An intermittently Liberal anthology compiled by Jonathan Calder

Wednesday, September 29, 2004  

How the history of psychiatry was written in America
It was apparent and unmistakable that the reforms of one generation became the scandals of the next. Historians had explored their materials with a curious myopia. First they applauded the reformers who designed the system, then they applauded the reformers who exposed the system, and then they applauded the reformers who designed a new system – and the circle moved round on itself.

So the founders of the insane asylums in the 1830s were heroes; those who crusaded against easy containment laws in the 1880s were heroes; those who devised mental hygiene community programmes in the 1920s were heroes; and all those who exposed the horrors of the state hospitals were heroes.

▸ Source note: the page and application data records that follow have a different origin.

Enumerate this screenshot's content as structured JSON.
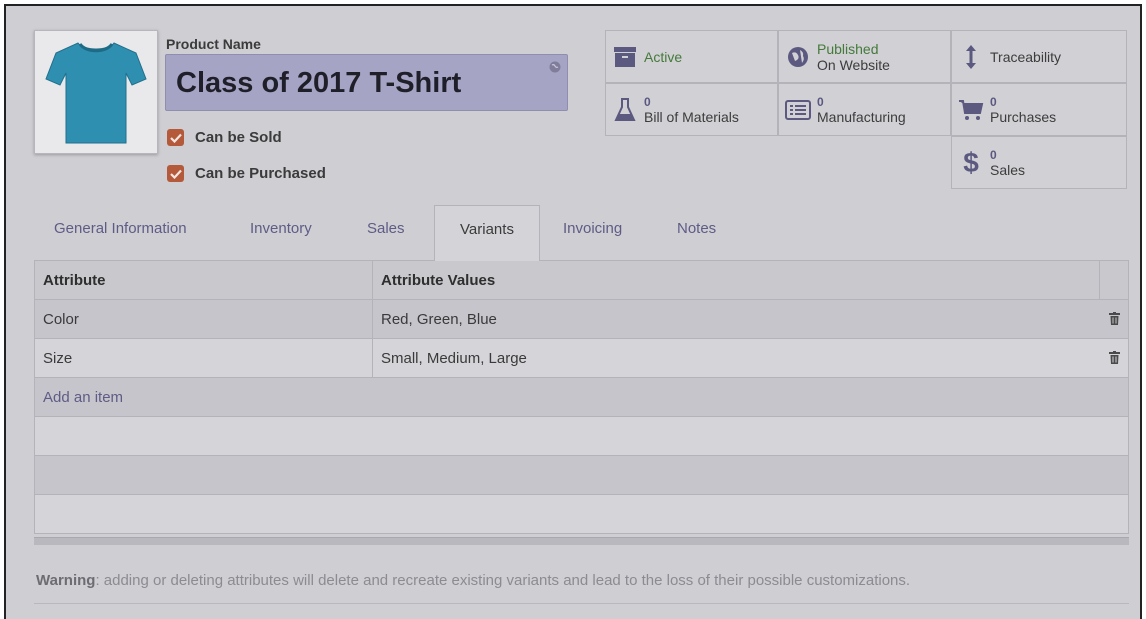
{
  "product": {
    "name_label": "Product Name",
    "name": "Class of 2017 T-Shirt",
    "can_be_sold_label": "Can be Sold",
    "can_be_sold": true,
    "can_be_purchased_label": "Can be Purchased",
    "can_be_purchased": true,
    "image_icon": "tshirt-image"
  },
  "smart_buttons": {
    "active": {
      "label": "Active",
      "icon": "archive-icon"
    },
    "published": {
      "line1": "Published",
      "line2": "On Website",
      "icon": "globe-icon"
    },
    "traceability": {
      "label": "Traceability",
      "icon": "vertical-arrows-icon"
    },
    "bom": {
      "count": "0",
      "label": "Bill of Materials",
      "icon": "flask-icon"
    },
    "manufacturing": {
      "count": "0",
      "label": "Manufacturing",
      "icon": "list-icon"
    },
    "purchases": {
      "count": "0",
      "label": "Purchases",
      "icon": "cart-icon"
    },
    "sales": {
      "count": "0",
      "label": "Sales",
      "icon": "dollar-icon"
    }
  },
  "tabs": [
    {
      "label": "General Information"
    },
    {
      "label": "Inventory"
    },
    {
      "label": "Sales"
    },
    {
      "label": "Variants",
      "active": true
    },
    {
      "label": "Invoicing"
    },
    {
      "label": "Notes"
    }
  ],
  "table": {
    "headers": [
      "Attribute",
      "Attribute Values"
    ],
    "rows": [
      {
        "attribute": "Color",
        "values": "Red, Green, Blue"
      },
      {
        "attribute": "Size",
        "values": "Small, Medium, Large"
      }
    ],
    "add_item": "Add an item"
  },
  "warning": {
    "label": "Warning",
    "text": ": adding or deleting attributes will delete and recreate existing variants and lead to the loss of their possible customizations."
  },
  "colors": {
    "checkbox": "#b4593a",
    "name_field": "#a6a4c4",
    "link": "#5e5c86",
    "published_green": "#447a3a",
    "tshirt": "#2e8fb0"
  }
}
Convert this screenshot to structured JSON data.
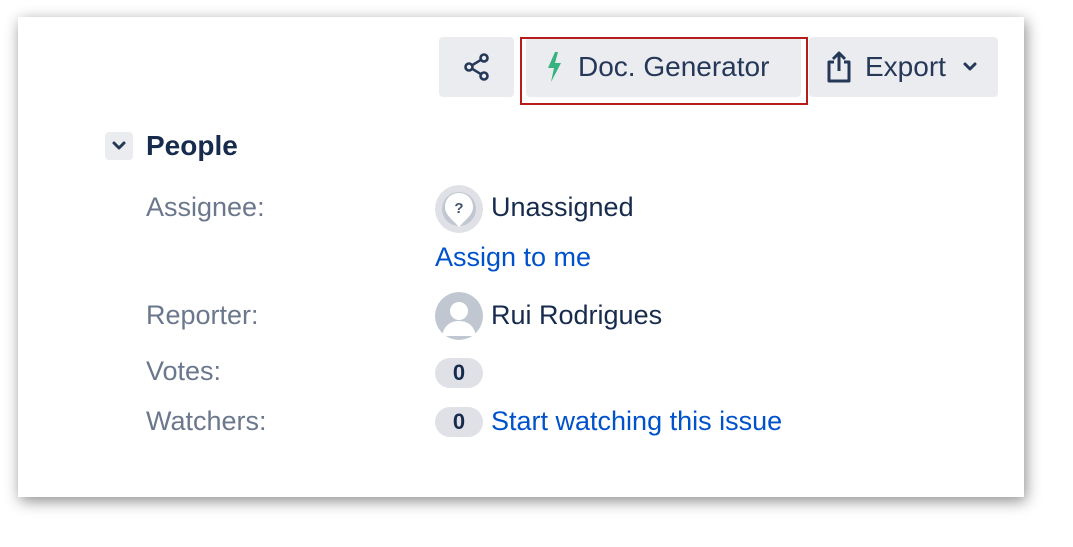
{
  "toolbar": {
    "share_icon": "share-icon",
    "doc_generator_label": "Doc. Generator",
    "doc_generator_icon": "bolt-icon",
    "doc_generator_icon_color": "#36b37e",
    "export_label": "Export",
    "export_icon": "upload-icon"
  },
  "people": {
    "title": "People",
    "assignee": {
      "label": "Assignee:",
      "value": "Unassigned",
      "action": "Assign to me"
    },
    "reporter": {
      "label": "Reporter:",
      "value": "Rui Rodrigues"
    },
    "votes": {
      "label": "Votes:",
      "count": "0"
    },
    "watchers": {
      "label": "Watchers:",
      "count": "0",
      "action": "Start watching this issue"
    }
  },
  "colors": {
    "link": "#0052cc",
    "label": "#6b778c",
    "text": "#172b4d",
    "highlight_border": "#b71c1c"
  }
}
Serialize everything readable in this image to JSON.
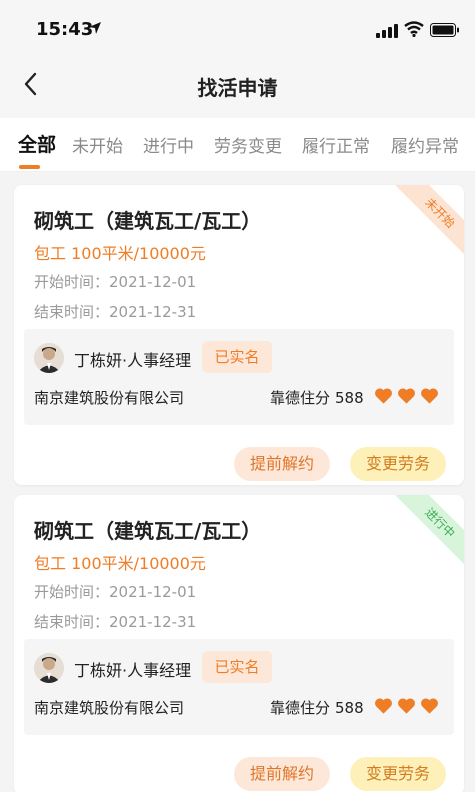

And on and on, historians wrote with a bewildering lack of discrimination. The formula seemed ever so easy: anyone who proclaimed to be acting in the name of the underdog warranted applause, no matter what the substance or outcome of the programme. It was rhetoric that counted all the way.

David J. Rothman "Social control: The uses and abuses of the concept in the history of incarceration" In Stanley Cohen and Andrew Scull (eds) Social Control and the State: Historical and Comparative Essays (1983)

posted by Jonathan Calder | 7:56 p.m.

Friday, September 17, 2004  

Adults in the television age
The modern idea of adulthood is largely a product of the printing press. Almost all of the characteristics we associate with adulthood are those that are (and were) either generated or amplified by the requirements of a fully literate culture: the capacity for self-restraint, a tolerance for delayed gratification, a sophisticated ability to think conceptually and sequentially, a preoccupation with both historical continuity and the future, a high valuation of reason and hierarchical order.

As electric media move literacy to the periphery of culture and take its place at the centre, different attitudes and character traits come to be valued and a new diminished definition of adulthood begins to emerge. It is a definition that does not exclude children, and therefore what results is a new configuration of the stages of life. In the television age there are three. At one end, infancy; at the other, senility. In between there is what we might call the adult-child.

The adult-child may be defined as a grown-up whose intellectual and emotional capacities are unrealised and, in particular, not significantly different from those associated with children.

Neil Postman The Disappearance of Childhood: How TV is changing children's lives (1985)

posted by Jonathan Calder | 4:10 p.m.